By Ashley Schaeffer Yildiz • Originally published on One Green Planet
We are what we eat. Every single thing we put into our mouths affects our body on a cellular level and has a huge impact on our physical and mental health, happiness, and well-being.
As the mother of two young children, I do everything in my power to take back from corporations the control we once had over what’s going into our family’s bodies. I relentlessly read ingredient labels, spend hours preparing wholesome meals in the kitchen every day and shop at the local farmer’s market (where 90 percent of the profit goes directly to the farmer versus the 10 percent they get from grocery store-bought items).
But this doesn’t even begin to address the root or scale of the problem. I can consistently use my pocketbook to try to protect my own family from the negative impacts of our broken food system but regardless of my own action, animal and workers’ rights abuses will continue on in the name of industrial food production. And our forests, water, and climate will continually be squandered to meet the world’s insatiable appetite for cheap meat and processed, packaged foods containing Conflict Palm Oil.
We’ve handed over one of the most important decisions for the health of our bodies and the planet – what to eat and how we produce it – to the people we can trust the least: food companies that exist for one sole reason: to make a profit.
In other words, we will not solve the climate crisis, we will fail to address the global hunger and health epidemic, and we will continue to give corporations a dangerous amount of power over our daily lives until we can transform our food system.
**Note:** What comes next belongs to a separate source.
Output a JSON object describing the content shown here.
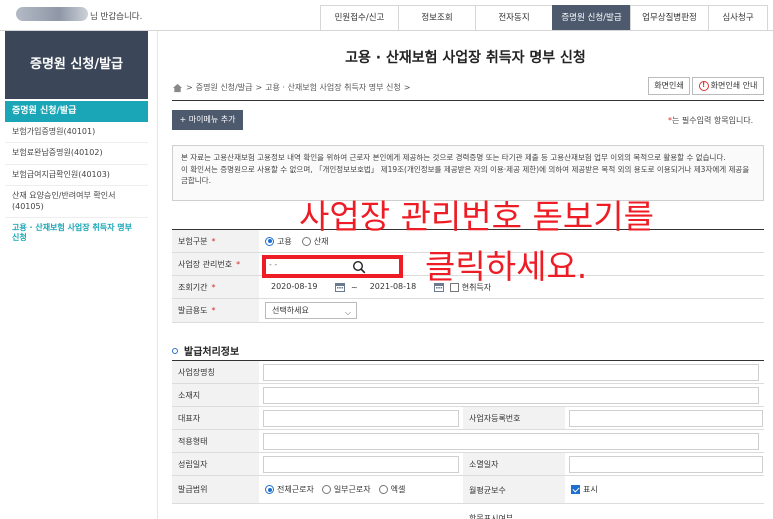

To put things in perspective, GMOs and the intense use of pesticides in today’s food system are relatively new problems. The first commercially produced GMO products were marketed in 1994; in the past 20 years alone we’ve gone from zero to over 80 percent of our food containing GMOs in North America. In other words, our children are science experiments for the biotech industry.
Let’s face it. Our food system prioritizes corporate profit over the health of people and planet. With 99 percent of the animals produced for food in the U.S. confined in terribly inhumane, crowded industrial operations and a systemic reliance on GMOs and chemicals, getting cheap food to our plates has a bigger environmental price tag than ever before.
Let’s take a look at palm oil and factory farmed meat to grasp the ways in which our food system is headed down the wrong path.
Conflict Palm Oil is a relatively new symptom of our broken food system. Found in roughly half the packaged products sold in U.S. grocery stores, including popular snack foods like ice cream, cookies, crackers, instant noodles, peanut butter, cereals, and potato chips, even the most avid ingredient label readers can’t avoid it.
Conflict Palm Oil is found under the guise of many different names in products and is even hiding in detergents and self-care products. After the FDA required that manufacturers label trans fats on food products in 2006, imports of palm oil to the U.S. jumped roughly 60 percent, as it’s naturally stable at room temperature and doesn’t have to be hydrogenated.
Palm oil has a long shelf life and is the cheapest vegetable oil on the market since it only grows in regions where labor and land is cheap – namely Indonesia, Malaysia, and parts of Africa and Latin America. Simply put, our addiction to processed, packaged foods has facilitated the explosion in demand for Conflict Palm Oil, the production of which is eating into the heart of our planet’s most precious remaining tropical forests.
Industrial Agriculture is Responsible for One-Third of Global Greenhouse Gas Emissions
The livestock sector alone is responsible for more than 14 percent of those global emissions. From climate change and deforestation to water pollution and loss of biodiversity, the impacts of raising animals in factory farms represent one of the biggest environmental and public health crises on the planet.
In the U.S. alone, meat giant Tyson pollutes more water than agribusiness giant Cargill (the world’s largest privately owned company) and ExxonMobil (the world’s largest publicly traded international oil and gas company) put together.
All this goes to say that making food choices in the 21st-Century requires a new level of diligence; protecting our families from a consolidated food system that is controlled by a handful of corporations recently became a whole lot harder. It’s important to remember that Big Food – multinational food companies like PepsiCo, Tyson Foods, and Kraft Heinz – do not have our best interests in mind.
If we can’t reclaim control of something as simple as the food we’re feeding our own families, we’ll never solve the climate crisis. Given the significance of this issue for the planet and the health of future generations, I hope you’ll join me in taking action to transform the food system. Together, we can challenge the corporate takeover of our food!
Image from USDAgov on Flickr with modifications